[Start of section]

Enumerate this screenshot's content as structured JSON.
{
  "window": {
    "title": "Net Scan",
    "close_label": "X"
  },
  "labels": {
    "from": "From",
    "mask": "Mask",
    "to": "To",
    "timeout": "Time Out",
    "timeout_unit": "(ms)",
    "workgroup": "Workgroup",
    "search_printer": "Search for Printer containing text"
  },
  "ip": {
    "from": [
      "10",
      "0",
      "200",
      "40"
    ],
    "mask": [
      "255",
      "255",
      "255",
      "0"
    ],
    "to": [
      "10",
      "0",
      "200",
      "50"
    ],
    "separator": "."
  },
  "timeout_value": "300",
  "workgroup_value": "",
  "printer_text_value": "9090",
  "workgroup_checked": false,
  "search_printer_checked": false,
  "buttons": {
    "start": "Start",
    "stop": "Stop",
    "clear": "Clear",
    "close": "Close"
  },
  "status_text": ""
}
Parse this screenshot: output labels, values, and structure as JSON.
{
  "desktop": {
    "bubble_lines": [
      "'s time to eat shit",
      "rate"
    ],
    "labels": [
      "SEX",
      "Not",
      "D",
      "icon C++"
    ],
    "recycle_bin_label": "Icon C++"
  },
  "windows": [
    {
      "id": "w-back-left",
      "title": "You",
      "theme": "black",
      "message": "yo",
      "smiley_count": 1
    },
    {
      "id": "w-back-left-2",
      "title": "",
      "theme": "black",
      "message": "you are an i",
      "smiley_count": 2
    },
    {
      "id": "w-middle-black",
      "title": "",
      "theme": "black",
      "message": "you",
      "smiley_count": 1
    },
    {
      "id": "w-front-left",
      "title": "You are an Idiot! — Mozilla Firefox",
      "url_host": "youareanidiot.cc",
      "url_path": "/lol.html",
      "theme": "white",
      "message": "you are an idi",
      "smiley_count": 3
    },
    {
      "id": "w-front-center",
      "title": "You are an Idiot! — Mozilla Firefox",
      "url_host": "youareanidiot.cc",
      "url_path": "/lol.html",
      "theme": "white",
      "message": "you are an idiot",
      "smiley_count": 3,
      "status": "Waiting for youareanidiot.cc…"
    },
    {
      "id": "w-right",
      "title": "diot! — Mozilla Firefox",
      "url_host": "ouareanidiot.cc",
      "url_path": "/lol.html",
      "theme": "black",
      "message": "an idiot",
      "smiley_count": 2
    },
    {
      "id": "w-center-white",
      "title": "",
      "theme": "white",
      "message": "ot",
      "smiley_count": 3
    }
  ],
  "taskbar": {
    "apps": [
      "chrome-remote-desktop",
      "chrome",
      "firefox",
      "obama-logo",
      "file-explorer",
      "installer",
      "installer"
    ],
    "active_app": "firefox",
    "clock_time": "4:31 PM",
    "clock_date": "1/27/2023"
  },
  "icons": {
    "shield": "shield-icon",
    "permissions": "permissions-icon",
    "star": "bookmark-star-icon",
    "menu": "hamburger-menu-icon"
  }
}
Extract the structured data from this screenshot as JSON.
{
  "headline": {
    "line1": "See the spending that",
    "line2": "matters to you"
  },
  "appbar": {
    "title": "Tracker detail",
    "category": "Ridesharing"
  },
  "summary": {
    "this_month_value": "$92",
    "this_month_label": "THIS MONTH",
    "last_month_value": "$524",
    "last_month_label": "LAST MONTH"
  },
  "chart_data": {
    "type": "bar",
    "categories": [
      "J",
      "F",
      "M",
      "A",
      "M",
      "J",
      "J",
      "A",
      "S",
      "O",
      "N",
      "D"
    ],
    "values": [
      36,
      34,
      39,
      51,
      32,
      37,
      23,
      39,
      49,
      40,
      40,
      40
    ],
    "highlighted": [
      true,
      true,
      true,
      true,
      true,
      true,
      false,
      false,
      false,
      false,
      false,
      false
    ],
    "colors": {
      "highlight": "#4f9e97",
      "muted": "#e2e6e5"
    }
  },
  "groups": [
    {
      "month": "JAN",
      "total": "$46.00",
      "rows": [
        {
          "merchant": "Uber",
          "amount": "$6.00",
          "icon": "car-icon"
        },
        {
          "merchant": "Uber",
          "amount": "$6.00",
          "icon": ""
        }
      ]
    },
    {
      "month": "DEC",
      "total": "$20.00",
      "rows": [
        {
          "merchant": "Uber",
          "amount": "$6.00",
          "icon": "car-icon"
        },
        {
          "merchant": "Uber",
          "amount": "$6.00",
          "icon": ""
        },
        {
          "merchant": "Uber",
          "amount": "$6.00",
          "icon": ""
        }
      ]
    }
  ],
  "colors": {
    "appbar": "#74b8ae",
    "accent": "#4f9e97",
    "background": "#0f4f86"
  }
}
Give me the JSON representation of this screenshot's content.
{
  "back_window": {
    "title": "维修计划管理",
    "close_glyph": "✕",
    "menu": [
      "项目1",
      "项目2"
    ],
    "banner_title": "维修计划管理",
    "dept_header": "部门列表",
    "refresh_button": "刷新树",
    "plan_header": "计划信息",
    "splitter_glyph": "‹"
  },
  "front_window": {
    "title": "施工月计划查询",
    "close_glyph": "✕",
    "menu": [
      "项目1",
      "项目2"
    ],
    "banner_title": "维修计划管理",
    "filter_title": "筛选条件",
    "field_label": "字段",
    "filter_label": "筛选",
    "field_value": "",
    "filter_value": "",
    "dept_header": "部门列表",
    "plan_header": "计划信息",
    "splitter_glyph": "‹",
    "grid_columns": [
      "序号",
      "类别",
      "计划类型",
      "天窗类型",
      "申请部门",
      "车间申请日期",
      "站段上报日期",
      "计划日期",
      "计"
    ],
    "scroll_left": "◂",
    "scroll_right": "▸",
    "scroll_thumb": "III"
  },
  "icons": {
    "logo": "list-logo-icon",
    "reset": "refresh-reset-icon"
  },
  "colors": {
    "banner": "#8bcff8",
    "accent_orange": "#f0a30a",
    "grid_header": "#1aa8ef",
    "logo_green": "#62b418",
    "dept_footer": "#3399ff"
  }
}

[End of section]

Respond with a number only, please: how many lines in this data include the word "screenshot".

4